*** Block opens ***

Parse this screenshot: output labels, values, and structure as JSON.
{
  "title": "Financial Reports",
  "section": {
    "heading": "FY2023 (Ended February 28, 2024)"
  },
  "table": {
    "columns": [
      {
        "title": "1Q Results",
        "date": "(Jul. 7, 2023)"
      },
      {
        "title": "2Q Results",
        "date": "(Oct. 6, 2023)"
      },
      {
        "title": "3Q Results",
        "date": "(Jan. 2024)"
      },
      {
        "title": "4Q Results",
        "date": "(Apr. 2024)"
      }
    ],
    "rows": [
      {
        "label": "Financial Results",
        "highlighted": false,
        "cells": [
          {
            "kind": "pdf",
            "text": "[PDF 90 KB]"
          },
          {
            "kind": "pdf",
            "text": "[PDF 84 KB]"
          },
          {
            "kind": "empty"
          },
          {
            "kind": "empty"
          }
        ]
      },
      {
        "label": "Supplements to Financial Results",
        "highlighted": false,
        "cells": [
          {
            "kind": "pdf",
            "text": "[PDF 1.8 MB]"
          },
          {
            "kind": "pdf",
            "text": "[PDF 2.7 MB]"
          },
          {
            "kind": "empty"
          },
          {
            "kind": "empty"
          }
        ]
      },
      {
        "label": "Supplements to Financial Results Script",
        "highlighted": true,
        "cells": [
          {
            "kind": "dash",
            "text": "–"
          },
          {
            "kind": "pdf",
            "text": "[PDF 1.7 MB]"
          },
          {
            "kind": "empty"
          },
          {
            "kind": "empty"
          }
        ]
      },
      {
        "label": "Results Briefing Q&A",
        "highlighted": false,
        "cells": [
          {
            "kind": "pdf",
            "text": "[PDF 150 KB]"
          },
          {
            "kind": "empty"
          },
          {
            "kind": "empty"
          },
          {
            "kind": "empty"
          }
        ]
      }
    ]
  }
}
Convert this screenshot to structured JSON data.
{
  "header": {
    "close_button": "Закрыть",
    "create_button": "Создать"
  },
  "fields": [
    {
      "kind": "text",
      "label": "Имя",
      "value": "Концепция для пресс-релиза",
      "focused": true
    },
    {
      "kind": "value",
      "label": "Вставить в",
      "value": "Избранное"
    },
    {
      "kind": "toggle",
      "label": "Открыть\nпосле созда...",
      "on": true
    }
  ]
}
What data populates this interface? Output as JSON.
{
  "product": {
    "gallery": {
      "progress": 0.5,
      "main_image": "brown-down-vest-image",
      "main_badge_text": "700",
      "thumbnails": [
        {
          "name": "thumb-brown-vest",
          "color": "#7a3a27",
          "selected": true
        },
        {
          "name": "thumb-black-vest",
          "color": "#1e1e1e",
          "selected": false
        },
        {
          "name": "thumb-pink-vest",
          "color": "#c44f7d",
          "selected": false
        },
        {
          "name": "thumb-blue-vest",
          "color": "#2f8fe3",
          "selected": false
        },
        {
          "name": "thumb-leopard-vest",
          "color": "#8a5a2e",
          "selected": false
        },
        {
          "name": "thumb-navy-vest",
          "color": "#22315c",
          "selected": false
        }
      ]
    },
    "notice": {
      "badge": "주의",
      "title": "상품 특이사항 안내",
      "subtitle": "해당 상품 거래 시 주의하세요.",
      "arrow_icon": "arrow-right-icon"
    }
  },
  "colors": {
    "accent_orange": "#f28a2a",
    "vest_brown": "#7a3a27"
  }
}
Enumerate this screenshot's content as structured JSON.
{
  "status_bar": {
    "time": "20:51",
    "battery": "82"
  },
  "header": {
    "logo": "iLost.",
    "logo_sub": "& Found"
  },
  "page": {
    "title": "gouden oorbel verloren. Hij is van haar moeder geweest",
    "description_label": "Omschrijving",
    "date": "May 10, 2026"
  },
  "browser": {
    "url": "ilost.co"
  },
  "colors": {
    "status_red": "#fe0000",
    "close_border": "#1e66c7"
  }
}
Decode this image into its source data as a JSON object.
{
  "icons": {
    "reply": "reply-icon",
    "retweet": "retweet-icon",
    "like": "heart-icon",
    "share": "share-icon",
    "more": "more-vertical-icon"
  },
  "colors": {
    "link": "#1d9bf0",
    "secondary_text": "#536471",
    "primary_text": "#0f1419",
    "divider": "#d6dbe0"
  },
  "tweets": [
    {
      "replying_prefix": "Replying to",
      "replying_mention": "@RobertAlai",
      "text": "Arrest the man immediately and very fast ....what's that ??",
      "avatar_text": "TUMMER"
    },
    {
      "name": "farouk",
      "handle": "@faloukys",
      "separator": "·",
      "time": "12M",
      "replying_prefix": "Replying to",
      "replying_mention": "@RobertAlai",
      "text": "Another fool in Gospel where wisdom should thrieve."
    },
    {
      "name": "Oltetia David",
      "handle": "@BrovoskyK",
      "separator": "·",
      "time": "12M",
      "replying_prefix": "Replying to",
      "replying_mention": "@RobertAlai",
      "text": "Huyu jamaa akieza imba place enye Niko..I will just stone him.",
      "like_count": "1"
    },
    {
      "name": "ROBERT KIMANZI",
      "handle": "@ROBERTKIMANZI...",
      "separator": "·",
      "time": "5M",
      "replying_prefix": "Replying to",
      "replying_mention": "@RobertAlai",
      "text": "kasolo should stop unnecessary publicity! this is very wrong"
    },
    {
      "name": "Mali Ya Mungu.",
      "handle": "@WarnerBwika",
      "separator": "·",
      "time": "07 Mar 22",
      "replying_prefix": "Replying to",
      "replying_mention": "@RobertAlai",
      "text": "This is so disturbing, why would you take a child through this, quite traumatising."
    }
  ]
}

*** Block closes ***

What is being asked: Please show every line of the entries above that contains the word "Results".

Result of the exercise:
        "title": "1Q Results",
        "title": "2Q Results",
        "title": "3Q Results",
        "title": "4Q Results",
        "label": "Financial Results",
        "label": "Supplements to Financial Results",
        "label": "Supplements to Financial Results Script",
        "label": "Results Briefing Q&A",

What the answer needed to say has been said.